Opiate overdose fatalities develop out of how these drug’s gradually take over the brain’s regulatory functions. Whether a drug contains small amounts of opiates or large amounts, the potential for abuse, addiction and potential overdose remains.
Some of the most commonly abused opiates include:
According to the Drug Enforcement Administration, in 2014, an estimated 79 people died each day from opiate overdose. In effect, every opiate overdose fatality marks the tragic end of a cycle of drug dependence and addiction.
Carfentanyl derives from fentanyl, one of the most powerful prescription opiates on the market. Carfentanyl produces fast-acting effects that take hold within minutes.
This drug has a potency level that’s 10,000 times more powerful than morphine and 40 to 50 times stronger than street-level heroin. Fentanyl in amounts as small as two milligrams can cause death. It only takes minuscule amounts of Carfentanyl to bring on the same effects.
Considering Carfentanyl’s intended use works as an elephant tranquilizer, the likelihood of overdose is all but a guarantee.
The Opiate Abuse Cycle Leads to Carfentanyl
Whether a person starts out using codeine or oxycodone, opiate effects fuel a vicious cycle of dependence that drives a person to seek out stronger forms of the drug. This cycle accounts for why heroin overdose rates have spiked over the past decade.
According to the Centers for Disease Control & Prevention, heroin overdose rates nearly quadrupled between the years 2002 and 2013. With Carfentanyl’s advent as a heroin co-ingredient, overdose rates have just now started to reflect this new trend.
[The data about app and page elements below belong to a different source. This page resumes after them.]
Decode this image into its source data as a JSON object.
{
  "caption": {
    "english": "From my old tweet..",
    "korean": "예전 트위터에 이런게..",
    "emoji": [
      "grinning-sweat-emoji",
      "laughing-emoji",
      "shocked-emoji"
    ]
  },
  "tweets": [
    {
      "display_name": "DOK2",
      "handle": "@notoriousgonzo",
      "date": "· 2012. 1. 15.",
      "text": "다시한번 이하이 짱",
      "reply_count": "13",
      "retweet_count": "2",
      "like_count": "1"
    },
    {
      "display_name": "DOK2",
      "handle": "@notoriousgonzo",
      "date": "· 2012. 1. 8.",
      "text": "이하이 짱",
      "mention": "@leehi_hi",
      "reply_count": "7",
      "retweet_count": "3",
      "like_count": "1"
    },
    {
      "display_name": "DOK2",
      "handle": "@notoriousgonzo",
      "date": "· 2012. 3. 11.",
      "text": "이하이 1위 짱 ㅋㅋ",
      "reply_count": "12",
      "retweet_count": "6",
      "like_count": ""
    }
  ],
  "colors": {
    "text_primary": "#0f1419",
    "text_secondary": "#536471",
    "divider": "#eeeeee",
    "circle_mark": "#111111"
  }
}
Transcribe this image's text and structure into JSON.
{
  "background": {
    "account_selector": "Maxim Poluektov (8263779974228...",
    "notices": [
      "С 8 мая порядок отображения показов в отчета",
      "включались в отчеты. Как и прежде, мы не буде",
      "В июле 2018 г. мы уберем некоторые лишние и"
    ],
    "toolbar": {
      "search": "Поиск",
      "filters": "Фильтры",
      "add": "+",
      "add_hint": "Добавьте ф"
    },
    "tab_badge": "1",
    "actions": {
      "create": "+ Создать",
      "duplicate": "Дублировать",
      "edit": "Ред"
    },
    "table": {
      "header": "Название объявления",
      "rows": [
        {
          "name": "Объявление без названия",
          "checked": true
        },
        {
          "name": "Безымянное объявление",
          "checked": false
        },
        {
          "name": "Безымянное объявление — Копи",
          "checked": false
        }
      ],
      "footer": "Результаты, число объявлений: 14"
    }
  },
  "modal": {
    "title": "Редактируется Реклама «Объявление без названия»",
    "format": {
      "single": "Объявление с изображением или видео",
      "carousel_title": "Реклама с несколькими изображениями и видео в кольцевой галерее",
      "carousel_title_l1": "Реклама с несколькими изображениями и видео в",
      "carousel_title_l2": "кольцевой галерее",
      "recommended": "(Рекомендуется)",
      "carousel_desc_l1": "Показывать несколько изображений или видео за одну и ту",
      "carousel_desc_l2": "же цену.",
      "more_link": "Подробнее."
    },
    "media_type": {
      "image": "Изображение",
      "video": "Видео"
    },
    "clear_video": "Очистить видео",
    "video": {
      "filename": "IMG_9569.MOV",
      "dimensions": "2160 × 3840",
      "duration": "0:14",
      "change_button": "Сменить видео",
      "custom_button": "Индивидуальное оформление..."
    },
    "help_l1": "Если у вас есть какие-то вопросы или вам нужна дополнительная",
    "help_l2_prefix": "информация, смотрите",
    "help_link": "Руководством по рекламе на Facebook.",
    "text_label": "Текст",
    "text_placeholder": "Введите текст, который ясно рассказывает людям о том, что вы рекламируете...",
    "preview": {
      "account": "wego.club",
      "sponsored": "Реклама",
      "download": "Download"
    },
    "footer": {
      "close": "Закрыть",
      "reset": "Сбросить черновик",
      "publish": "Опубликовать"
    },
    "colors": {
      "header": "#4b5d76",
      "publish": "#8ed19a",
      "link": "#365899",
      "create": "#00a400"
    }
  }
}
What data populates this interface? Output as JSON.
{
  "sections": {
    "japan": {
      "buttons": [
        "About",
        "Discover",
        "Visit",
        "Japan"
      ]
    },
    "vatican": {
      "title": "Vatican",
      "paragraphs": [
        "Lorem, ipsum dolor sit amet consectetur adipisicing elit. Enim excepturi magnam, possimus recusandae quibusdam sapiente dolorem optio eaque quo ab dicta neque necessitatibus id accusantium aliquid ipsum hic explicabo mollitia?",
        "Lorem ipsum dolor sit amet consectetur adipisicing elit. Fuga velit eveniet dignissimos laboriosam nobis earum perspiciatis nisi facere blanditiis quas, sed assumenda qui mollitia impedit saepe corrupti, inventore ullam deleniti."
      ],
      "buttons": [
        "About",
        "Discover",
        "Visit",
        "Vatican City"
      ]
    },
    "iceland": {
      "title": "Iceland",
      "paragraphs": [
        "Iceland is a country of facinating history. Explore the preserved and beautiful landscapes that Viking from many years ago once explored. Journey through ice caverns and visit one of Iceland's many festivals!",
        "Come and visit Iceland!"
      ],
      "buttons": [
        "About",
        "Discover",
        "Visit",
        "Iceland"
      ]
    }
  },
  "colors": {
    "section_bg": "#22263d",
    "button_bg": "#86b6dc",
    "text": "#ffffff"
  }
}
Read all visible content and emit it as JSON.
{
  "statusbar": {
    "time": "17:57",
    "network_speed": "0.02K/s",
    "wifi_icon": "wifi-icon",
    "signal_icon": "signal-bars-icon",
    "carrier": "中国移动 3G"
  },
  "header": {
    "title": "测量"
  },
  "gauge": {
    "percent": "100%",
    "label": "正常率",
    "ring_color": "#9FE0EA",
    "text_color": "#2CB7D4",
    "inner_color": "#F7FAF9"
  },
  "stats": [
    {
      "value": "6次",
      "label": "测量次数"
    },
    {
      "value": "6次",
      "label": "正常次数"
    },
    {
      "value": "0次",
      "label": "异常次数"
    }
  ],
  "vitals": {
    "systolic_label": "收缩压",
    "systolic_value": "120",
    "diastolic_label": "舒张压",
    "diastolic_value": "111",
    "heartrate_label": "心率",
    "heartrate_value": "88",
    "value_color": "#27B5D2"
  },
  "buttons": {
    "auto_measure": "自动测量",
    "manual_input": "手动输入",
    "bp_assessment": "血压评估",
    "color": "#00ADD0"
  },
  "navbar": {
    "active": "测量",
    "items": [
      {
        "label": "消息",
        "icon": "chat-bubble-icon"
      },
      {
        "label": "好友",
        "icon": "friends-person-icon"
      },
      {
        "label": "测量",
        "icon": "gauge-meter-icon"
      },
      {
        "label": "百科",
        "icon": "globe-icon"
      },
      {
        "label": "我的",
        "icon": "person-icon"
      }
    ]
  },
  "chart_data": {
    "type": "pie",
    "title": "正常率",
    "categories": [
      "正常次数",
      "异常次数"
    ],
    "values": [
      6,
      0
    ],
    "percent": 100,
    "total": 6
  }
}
In effect, prescription opiate users transition over to heroin in search of a more intense “high” effect. This, combined with the drastic price difference between heroin and prescription opiates opens up a floodgate of new heroin users and potential Carfentanyl victims.
Opiate Addiction Dangers
Opiate addiction dangers are not to be taken lightly. These drugs have the ability to take over brain and body functions within a fairly short period of time.
Opiates disrupt the mind in such a way that drug-using behaviors keep increasing in spite of any negative consequences that result. This means opiate addiction can take hold without a person’s even knowing it.
The added risk of encountering Carfentanyl along the way is yet another opiate addiction danger to consider.